King Arthur’s Whole Wheat Bread
- 2 1/2 teaspoons instant yeast, or 1 packet active dry yeast dissolved in 2 tablespoons water
- 1 1/3 cups (10 1/2 ounces) water
- 1/4 cup (1 3/4 ounces) vegetable oil
- 1/4 cup (3 ounces) honey, molasses, or maple syrup
- 3 1/2 cups (14 ounces) King Arthur Traditional Whole Wheat Flour
- 1/4 cup (1 ounce) nonfat dried milk
- 1 1/4 teaspoons salt
Mixing: In a large bowl, combine all of the ingredients and stir till the dough starts to leave the sides of the bowl. Transfer the dough to a lightly greased surface, oil your hands, and knead it for 6 to 8 minutes, or until it begins to become smooth and supple. (You may also knead this dough in an electric mixer or food processor, or in a bread machine programmed for “dough” or “manual.”) Transfer the dough to a lightly greased bowl, cover the bowl, and allow the dough to rise till puffy though not necessarily doubled in bulk, about 60 minutes, depending on the warmth of your kitchen.
Shaping: Transfer the dough to a lightly oiled work surface, and shape it into an 8-inch log. Place the log in a lightly greased 8 1/2 x 4 1/2-inch loaf pan, cover the pan loosely with lightly greased plastic wrap, and allow the bread to rise for about 1 hour, or until it’s crowned about 1 inch above the edge of the pan. A finger pressed into the dough should leave a mark that rebounds slowly.

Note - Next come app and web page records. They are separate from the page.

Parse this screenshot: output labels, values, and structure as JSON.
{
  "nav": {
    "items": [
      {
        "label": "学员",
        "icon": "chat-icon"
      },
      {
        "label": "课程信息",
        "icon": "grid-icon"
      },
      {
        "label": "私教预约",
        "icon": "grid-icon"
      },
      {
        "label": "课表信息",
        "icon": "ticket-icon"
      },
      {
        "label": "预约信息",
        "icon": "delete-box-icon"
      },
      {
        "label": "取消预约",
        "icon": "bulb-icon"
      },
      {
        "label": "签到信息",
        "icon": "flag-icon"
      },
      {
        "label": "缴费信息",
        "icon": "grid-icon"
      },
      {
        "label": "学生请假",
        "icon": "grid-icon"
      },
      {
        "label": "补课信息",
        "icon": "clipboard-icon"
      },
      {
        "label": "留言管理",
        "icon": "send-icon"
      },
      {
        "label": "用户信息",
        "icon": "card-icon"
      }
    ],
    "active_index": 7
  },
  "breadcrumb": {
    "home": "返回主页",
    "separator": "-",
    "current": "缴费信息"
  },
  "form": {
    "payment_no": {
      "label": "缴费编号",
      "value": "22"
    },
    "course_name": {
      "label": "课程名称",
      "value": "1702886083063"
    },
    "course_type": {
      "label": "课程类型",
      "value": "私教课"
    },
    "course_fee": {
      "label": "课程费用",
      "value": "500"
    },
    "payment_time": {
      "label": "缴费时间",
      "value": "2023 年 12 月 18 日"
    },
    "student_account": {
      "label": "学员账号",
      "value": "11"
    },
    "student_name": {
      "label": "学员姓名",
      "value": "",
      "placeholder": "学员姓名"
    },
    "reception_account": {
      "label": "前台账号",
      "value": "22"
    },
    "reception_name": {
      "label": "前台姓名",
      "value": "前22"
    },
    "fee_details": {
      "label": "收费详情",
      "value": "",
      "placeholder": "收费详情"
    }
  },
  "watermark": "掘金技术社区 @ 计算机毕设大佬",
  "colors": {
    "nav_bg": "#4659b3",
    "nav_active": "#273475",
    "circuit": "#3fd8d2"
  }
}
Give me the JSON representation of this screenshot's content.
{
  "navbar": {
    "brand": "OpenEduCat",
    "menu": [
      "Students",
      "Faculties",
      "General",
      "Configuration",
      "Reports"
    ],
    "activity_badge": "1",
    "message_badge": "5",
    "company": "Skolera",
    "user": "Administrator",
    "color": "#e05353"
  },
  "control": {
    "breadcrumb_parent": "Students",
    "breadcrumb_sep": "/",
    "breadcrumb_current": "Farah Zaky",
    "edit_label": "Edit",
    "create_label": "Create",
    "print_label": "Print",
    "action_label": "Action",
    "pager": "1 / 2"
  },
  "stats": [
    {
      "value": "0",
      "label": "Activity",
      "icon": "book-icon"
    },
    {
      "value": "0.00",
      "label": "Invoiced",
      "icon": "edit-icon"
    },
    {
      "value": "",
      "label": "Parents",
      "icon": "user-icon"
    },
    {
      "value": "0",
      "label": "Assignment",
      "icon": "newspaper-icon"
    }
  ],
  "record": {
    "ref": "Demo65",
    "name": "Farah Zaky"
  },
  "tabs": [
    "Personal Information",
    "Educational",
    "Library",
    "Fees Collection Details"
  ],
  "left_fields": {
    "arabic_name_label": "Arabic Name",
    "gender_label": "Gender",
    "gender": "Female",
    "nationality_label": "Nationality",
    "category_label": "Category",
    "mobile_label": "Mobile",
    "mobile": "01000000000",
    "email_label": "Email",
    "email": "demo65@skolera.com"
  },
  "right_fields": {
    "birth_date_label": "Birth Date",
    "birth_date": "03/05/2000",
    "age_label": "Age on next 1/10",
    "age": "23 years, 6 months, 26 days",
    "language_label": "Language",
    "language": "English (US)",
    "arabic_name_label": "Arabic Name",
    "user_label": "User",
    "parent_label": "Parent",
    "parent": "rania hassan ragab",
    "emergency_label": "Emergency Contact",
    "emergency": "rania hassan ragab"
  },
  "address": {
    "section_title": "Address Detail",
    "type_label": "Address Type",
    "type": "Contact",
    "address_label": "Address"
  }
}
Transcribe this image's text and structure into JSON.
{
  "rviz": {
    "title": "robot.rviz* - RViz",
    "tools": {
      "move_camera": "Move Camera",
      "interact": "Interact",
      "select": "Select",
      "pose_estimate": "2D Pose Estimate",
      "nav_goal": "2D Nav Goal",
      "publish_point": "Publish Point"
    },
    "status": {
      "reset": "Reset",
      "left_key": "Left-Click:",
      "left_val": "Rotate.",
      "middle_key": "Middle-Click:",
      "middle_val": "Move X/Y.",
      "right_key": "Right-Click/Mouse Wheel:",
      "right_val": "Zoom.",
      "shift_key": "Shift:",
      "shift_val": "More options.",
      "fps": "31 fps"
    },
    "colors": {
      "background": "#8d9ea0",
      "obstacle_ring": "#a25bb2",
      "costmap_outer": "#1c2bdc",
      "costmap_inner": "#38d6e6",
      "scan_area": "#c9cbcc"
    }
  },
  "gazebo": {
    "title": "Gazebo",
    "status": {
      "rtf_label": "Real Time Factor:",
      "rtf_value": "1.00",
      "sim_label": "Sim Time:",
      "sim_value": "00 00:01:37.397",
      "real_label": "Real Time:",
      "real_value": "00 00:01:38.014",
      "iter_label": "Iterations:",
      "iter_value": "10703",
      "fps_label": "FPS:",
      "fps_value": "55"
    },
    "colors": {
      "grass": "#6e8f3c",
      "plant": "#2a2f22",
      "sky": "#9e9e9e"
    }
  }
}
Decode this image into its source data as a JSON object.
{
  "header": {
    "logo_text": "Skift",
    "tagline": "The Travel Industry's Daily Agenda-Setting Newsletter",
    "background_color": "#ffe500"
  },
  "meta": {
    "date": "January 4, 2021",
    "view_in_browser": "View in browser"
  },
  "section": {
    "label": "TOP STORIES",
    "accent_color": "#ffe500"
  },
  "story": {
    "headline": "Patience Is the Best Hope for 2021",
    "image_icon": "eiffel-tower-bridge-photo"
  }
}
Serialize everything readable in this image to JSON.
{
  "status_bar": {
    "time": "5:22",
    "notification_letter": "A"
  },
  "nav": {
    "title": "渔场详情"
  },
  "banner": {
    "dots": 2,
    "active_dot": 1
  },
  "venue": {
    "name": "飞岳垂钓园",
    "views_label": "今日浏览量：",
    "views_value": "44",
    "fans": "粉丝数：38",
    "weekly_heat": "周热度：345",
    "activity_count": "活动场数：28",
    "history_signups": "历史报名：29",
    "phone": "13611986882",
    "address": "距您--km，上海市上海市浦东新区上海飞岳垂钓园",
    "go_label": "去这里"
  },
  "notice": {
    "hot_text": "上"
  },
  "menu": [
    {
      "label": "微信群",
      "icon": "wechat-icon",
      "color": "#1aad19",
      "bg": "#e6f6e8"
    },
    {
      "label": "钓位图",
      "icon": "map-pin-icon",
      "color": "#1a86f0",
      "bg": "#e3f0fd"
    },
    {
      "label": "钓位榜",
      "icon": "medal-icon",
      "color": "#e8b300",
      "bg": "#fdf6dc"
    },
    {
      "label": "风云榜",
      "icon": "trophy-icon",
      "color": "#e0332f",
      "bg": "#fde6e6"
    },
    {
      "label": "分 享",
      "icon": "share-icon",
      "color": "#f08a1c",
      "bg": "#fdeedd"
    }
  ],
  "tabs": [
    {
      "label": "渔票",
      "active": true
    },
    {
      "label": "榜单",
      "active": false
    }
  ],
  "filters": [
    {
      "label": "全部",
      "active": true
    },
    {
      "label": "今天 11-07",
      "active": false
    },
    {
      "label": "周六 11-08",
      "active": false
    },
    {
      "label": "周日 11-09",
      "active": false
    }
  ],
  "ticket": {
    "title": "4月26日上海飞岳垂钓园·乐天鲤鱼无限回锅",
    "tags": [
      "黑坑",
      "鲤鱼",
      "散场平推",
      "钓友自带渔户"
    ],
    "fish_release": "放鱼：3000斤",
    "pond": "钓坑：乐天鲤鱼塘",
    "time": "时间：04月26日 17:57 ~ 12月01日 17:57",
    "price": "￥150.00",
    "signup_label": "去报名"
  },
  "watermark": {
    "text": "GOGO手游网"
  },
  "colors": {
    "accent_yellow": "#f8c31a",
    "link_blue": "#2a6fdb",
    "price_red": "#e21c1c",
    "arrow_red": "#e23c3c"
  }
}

Baking: Bake the bread in a preheated 350°F oven for about 40 minutes, tenting it lightly with aluminum foil after 20 minutes. Test it for doneness by removing it from the pan and thumping it on the bottom (it should sound hollow), or measuring its interior temperature with an instant-read thermometer (it should register 190°F at the center of the loaf). Remove the bread from the oven, and cool it on a wire rack before slicing. Store the bread in a plastic bag at room temperature. Yield: 1 loaf, 16 slices.
Nutrition per serving (1 slice, 51g): 150 cal, 3.5g fat, 5g protein, 24g total carbohydrate, 5g sugar, 3g dietary fiber, 0mg cholesterol, 200mg sodium.
Off to chillax with My Homemade Life. What a great book!!!
Question: Do you have a Family Favorite Recipe that is made over and over again?